- BRIEF
Search the records for the string "icon". Copy each line where it occurs.

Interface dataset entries
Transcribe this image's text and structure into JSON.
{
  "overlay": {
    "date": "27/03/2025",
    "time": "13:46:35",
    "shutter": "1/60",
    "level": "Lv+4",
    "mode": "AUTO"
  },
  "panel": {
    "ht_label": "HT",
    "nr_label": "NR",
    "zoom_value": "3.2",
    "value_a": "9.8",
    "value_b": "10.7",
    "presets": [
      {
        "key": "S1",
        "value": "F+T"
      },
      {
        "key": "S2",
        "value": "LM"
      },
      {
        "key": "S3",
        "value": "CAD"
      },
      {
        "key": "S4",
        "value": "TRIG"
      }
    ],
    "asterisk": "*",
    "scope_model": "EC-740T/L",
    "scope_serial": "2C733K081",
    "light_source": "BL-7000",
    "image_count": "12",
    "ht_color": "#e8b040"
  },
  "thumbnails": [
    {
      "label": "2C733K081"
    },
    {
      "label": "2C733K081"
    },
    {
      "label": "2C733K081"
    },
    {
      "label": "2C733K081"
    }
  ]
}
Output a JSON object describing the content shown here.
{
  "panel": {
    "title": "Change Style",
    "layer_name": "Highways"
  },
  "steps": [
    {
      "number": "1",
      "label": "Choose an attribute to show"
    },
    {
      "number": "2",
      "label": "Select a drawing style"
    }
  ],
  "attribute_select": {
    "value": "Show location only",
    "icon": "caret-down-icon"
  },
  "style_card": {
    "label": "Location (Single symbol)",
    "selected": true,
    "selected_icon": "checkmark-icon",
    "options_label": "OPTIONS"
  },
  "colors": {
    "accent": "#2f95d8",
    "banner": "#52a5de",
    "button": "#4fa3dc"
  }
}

- COMPLETED TASK
    "icon": "caret-down-icon"
    "selected_icon": "checkmark-icon",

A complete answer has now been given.